### Assignment
Since only a count is wanted, work out how many lines in the material below contain the word "screenshot" and return that number.

(Data for this exercise)

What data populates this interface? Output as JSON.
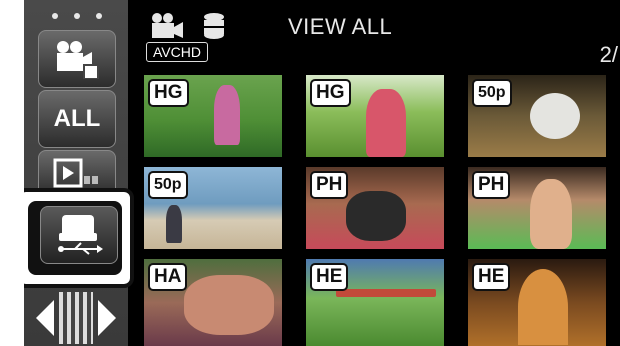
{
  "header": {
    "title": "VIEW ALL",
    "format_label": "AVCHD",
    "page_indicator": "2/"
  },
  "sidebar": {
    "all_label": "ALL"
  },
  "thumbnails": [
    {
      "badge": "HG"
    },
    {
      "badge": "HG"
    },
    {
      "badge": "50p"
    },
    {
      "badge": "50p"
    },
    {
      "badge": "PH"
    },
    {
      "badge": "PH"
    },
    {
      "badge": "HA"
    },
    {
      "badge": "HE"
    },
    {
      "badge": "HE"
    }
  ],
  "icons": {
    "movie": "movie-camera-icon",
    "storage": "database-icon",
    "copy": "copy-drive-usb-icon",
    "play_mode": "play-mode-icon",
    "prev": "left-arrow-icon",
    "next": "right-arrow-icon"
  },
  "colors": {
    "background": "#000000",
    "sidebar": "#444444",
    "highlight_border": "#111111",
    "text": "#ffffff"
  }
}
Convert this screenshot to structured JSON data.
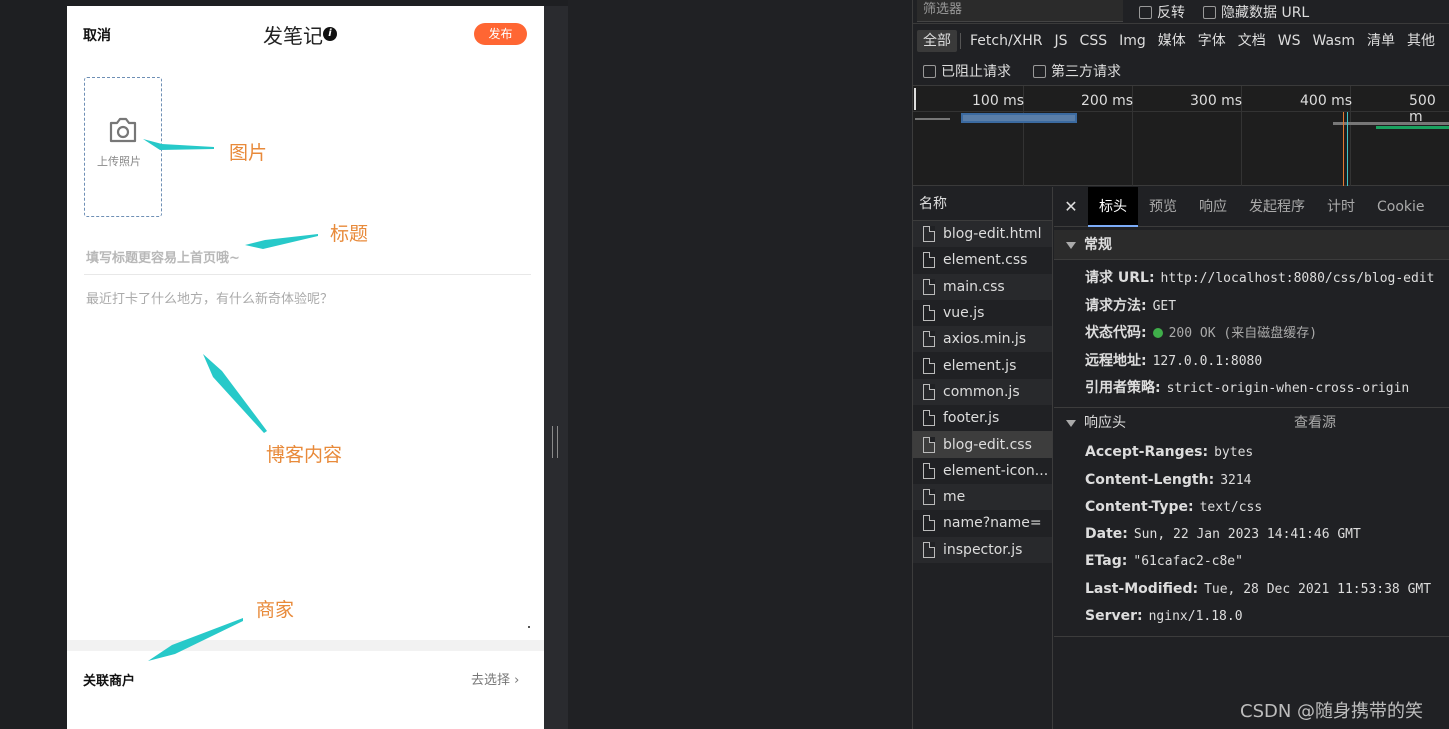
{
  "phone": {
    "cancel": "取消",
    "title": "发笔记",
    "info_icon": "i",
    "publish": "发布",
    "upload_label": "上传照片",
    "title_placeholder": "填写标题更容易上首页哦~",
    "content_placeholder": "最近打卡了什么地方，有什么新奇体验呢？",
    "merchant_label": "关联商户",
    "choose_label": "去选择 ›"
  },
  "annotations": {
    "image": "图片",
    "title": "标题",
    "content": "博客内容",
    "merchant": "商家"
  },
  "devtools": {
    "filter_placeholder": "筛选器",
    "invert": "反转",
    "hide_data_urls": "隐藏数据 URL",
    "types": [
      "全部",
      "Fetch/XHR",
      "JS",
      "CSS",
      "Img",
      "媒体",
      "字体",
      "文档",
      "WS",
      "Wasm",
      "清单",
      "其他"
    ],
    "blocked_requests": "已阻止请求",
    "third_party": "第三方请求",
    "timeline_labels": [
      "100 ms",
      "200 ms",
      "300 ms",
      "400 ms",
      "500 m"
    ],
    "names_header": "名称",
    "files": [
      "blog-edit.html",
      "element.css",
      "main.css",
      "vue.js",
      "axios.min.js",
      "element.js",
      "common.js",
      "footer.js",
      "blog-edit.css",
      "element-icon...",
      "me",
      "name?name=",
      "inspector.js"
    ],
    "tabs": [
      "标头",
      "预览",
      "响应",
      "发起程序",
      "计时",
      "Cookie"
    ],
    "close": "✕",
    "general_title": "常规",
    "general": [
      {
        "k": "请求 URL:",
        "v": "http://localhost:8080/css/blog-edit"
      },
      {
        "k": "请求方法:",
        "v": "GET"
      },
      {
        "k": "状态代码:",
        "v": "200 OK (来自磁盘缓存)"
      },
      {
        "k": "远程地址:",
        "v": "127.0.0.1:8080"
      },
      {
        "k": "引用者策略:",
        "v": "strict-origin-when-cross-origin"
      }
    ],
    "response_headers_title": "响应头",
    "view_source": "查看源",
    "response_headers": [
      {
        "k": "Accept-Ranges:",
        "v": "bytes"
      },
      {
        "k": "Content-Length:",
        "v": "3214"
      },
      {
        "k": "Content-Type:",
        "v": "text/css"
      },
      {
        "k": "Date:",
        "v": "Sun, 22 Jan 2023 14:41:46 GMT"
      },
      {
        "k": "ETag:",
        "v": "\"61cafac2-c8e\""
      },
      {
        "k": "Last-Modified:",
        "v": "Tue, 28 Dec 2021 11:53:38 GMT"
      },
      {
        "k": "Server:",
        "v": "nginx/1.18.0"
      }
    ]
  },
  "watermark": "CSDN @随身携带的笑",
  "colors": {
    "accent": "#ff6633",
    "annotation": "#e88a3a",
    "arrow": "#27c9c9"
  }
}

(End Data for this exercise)
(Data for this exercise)

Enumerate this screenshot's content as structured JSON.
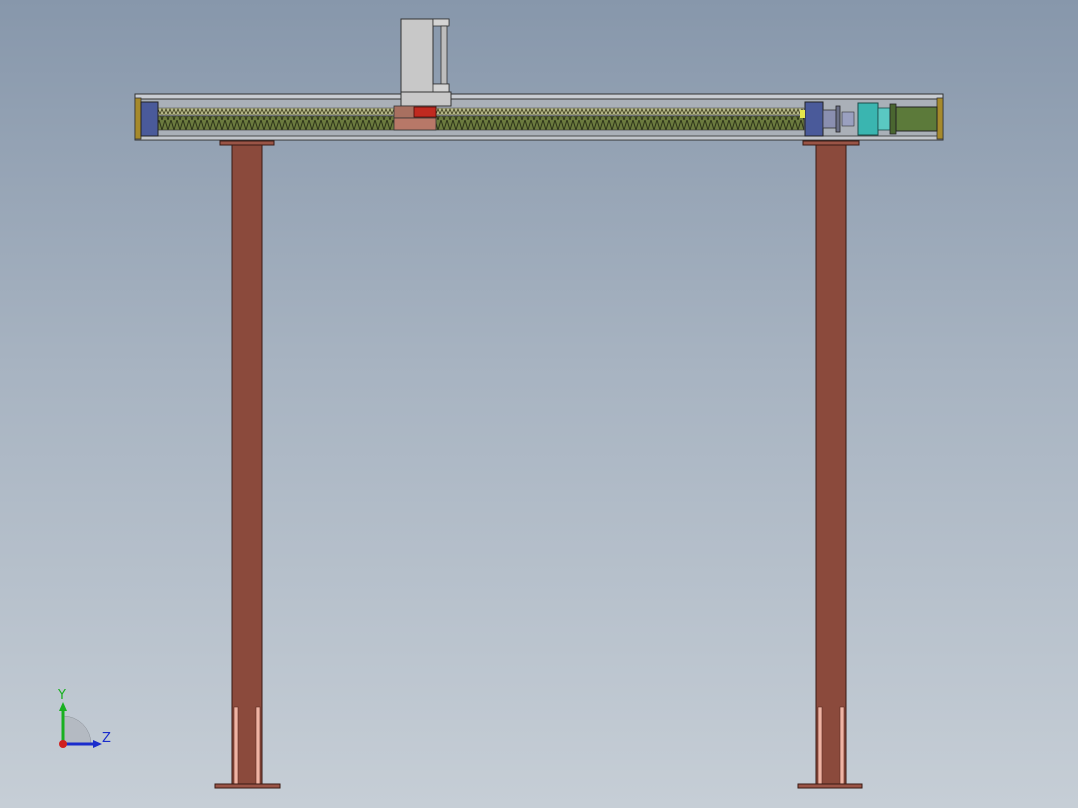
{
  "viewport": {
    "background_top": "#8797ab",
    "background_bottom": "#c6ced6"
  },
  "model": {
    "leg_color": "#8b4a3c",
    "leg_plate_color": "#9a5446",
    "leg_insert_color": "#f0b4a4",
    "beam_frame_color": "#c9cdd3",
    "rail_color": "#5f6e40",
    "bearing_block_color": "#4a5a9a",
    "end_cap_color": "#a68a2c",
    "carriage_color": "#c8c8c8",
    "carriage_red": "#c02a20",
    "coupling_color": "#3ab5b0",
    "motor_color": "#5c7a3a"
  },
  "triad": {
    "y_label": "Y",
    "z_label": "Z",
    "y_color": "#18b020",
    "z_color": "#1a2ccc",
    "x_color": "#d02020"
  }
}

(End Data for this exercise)

### Your response
2